By Sharlyne Eri – EMTV News, Lae
A retired teacher has partnered with her son to start a business in Lae. 58-year-old Mary Menggenang and son, Samson Menggenang, are owners of two separate businesses that operate under the same roof. Mary runs a tailoring business and Samson who is a computer scientist by profession, runs an internet café. Samson runs the Menggetrons Cyber Café in the front while his mother runs her tailoring shop at the back. Both were opened for business last year.
Mary retired as a teacher in 2014 after teaching for 34 years. She now runs a tailoring business under the name, Bagele Trading. The idea of starting a tailoring business was a childhood dream of hers, and after retiring she started sewing and selling meri-blouses from her home.
“While growing up, I realised that women in my village wore meri-blouses all the time. I recall thinking that I would sew and sell meri-blouses when I got older,” Mary said.
While selling her meri-blouses from home, Mary wanted to venture into something bigger. Her son then proposed the idea of partnering in a joint business. He advised her to sell the vehicle that she had bought after retiring and venture into a business with him.
“We initially wanted to buy a bus but we could not afford it, so we opened a shop and bought computers and started an internet café. While my son was doing that I bought my machines and started sewing while he ran the internet café,” Mary said.
Originally from East New Britain Province, Mary specifically sews and sells Tolai-styled meri-blouses. In a week she gets requests from 3 to 5 customers. Her prices range from K30 to K70 depending on the material type and the size of the meri-blouses. She has established regular customers with employees of companies such as BSP, Lihir Gold Mine and Swire Shipping. Her customers are both males and females.

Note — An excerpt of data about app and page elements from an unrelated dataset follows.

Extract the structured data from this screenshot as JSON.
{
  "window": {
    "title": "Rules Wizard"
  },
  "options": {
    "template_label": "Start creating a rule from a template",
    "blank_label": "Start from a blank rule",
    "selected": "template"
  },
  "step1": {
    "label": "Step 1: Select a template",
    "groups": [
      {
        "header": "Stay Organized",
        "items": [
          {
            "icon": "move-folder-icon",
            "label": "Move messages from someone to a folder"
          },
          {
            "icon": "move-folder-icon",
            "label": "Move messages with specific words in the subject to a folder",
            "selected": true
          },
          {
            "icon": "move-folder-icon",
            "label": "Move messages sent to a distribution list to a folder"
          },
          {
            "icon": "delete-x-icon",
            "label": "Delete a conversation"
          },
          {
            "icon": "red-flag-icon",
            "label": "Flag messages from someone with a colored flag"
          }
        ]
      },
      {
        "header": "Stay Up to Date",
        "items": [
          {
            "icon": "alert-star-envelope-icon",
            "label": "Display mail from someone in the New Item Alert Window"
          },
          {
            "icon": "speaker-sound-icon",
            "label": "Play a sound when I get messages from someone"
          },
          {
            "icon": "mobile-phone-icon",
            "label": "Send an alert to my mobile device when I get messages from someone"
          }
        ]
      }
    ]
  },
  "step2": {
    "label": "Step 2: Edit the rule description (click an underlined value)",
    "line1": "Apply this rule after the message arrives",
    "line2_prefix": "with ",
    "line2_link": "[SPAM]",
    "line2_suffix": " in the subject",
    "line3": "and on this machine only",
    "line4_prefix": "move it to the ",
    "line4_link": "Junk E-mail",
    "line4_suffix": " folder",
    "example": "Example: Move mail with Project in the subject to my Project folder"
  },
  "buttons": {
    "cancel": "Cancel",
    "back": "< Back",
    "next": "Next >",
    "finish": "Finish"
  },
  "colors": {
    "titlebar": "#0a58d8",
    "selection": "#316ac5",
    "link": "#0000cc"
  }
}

Mary learnt how to sew in high school and it has become a hobby overtime. Her hobby is now putting money into her pocket.
“When sewing I see that I am earning good money since retiring as a teacher.”
Owning and running a business has its hurdles, but working with her son, has helped Mary a lot. She says he has been her greatest support.
“My son is very helpful. He advertises my meri-blouses on Facebook. I am not familiar with Facebook, but after seeing the reactions when my son posted my meri-blouses, I opened my own Facebook account,” Mary stated.
Mary is slowly engaging other women into her business. She has recently engaged a friend who sews men’s shirts and matching outfits for women. This is part of a bigger plan to grow her business.
Mary says these days, a fortnightly wage is not sufficient, she is encouraging people, particularly the working class, to venture in SMEs.
“Earning money fortnightly is not enough. We have to have small businesses like this instead of waiting for fortnightly payment,” she said.